> _RECORD SET_
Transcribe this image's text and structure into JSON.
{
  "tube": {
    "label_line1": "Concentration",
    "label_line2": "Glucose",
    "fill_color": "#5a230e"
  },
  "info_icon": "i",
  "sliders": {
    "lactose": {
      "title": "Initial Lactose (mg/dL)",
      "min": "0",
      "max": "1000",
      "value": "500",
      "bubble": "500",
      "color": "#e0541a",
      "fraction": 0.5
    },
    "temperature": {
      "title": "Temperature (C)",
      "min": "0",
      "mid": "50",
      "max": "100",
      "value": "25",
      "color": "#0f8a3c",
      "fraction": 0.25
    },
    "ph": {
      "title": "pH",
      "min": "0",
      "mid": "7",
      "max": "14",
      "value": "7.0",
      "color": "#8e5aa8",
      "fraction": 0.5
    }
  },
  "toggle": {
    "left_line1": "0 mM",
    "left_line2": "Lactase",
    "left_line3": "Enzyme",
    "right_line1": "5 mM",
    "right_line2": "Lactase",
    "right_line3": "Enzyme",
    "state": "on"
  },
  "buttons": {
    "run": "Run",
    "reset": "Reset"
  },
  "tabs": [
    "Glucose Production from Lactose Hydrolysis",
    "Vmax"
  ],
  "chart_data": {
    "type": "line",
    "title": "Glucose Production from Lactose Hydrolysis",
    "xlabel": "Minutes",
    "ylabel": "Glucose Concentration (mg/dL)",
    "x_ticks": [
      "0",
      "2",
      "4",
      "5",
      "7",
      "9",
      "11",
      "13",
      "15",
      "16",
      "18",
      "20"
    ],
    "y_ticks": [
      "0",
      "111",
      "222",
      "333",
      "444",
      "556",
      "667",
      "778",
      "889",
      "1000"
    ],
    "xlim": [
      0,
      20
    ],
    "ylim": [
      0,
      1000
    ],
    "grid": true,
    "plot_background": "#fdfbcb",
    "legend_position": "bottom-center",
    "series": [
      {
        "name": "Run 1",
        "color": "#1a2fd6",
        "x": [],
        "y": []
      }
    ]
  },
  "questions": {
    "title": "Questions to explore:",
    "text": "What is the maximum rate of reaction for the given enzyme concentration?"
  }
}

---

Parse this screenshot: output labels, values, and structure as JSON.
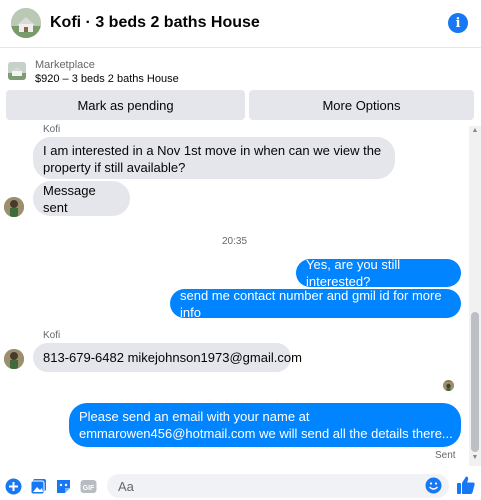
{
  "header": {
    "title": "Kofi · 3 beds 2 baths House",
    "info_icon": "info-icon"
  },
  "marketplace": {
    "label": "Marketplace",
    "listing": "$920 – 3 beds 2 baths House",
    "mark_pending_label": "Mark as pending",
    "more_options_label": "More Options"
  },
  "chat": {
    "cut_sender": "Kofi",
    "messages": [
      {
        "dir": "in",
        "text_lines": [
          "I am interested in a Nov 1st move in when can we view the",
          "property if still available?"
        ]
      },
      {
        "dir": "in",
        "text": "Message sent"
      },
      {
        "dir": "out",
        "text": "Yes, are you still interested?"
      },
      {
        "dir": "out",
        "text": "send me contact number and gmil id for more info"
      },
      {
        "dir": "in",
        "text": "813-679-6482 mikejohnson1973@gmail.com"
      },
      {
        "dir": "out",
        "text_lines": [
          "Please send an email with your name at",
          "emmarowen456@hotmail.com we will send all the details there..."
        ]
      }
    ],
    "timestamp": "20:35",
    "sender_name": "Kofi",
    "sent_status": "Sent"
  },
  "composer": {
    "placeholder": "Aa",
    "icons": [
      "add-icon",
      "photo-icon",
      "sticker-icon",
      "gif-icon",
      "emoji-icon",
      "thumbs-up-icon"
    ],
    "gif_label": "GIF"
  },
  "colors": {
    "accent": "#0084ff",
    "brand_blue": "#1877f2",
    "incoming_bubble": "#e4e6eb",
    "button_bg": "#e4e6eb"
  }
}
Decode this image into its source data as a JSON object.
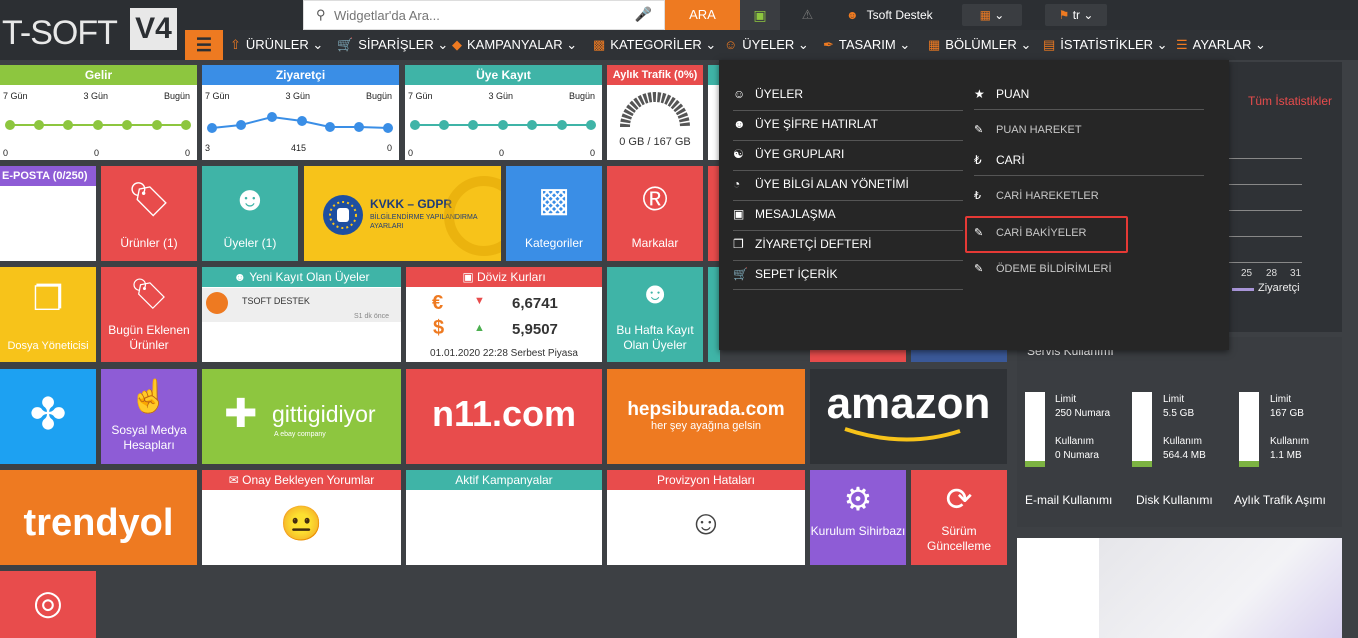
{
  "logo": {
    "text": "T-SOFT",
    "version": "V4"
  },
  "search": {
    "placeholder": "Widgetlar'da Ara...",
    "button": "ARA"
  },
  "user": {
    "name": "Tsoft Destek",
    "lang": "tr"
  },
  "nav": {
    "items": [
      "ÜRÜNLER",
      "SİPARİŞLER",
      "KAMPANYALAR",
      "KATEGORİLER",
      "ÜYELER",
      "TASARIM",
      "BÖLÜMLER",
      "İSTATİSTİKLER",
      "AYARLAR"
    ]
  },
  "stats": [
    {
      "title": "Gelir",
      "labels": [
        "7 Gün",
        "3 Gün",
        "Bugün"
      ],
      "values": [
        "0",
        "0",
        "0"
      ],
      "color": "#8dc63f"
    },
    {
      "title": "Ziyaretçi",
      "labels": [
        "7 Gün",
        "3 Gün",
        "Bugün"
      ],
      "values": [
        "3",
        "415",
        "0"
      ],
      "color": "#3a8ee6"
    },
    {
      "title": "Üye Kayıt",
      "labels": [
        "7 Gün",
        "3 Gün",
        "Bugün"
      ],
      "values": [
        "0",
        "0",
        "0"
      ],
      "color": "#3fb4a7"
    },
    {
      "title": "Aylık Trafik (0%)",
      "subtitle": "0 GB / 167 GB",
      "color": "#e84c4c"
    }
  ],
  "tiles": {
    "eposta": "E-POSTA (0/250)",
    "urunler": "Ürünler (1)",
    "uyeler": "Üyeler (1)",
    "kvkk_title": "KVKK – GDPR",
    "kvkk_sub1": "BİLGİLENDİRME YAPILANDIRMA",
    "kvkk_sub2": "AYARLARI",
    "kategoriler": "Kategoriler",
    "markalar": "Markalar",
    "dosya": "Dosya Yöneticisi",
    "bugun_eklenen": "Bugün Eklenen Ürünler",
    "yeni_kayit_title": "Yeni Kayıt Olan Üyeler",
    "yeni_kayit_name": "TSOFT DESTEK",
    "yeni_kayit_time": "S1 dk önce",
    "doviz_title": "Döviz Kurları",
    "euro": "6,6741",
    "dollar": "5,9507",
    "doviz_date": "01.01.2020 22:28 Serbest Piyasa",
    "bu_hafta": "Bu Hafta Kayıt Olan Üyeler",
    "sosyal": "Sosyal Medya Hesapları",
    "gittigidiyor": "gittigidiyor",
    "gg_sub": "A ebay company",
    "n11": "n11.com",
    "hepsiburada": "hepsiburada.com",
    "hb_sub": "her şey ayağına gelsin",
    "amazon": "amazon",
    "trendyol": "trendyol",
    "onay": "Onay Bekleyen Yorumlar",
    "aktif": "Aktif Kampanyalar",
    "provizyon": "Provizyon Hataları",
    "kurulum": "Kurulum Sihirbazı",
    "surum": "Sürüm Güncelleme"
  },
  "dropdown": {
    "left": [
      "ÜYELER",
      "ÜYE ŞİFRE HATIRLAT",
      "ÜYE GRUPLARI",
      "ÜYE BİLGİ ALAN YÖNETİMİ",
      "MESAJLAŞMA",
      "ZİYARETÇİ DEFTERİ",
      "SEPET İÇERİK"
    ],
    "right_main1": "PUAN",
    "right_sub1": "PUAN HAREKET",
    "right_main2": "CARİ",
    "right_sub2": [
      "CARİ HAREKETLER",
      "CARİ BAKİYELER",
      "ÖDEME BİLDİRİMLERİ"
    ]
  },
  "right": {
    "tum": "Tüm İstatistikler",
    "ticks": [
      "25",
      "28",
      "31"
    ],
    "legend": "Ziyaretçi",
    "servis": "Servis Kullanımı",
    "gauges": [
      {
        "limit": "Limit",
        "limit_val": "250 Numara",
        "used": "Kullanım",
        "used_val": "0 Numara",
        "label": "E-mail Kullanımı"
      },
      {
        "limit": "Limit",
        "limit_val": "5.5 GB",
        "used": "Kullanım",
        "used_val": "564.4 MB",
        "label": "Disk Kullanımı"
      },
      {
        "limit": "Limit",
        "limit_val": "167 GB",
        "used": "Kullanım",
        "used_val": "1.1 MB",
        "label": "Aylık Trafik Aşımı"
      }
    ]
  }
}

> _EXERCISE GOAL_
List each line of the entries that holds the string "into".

> _OUTPUT OF THE EXERCISE_
Transcribe this image's text and structure into JSON.
Decode this image into its source data as a JSON object.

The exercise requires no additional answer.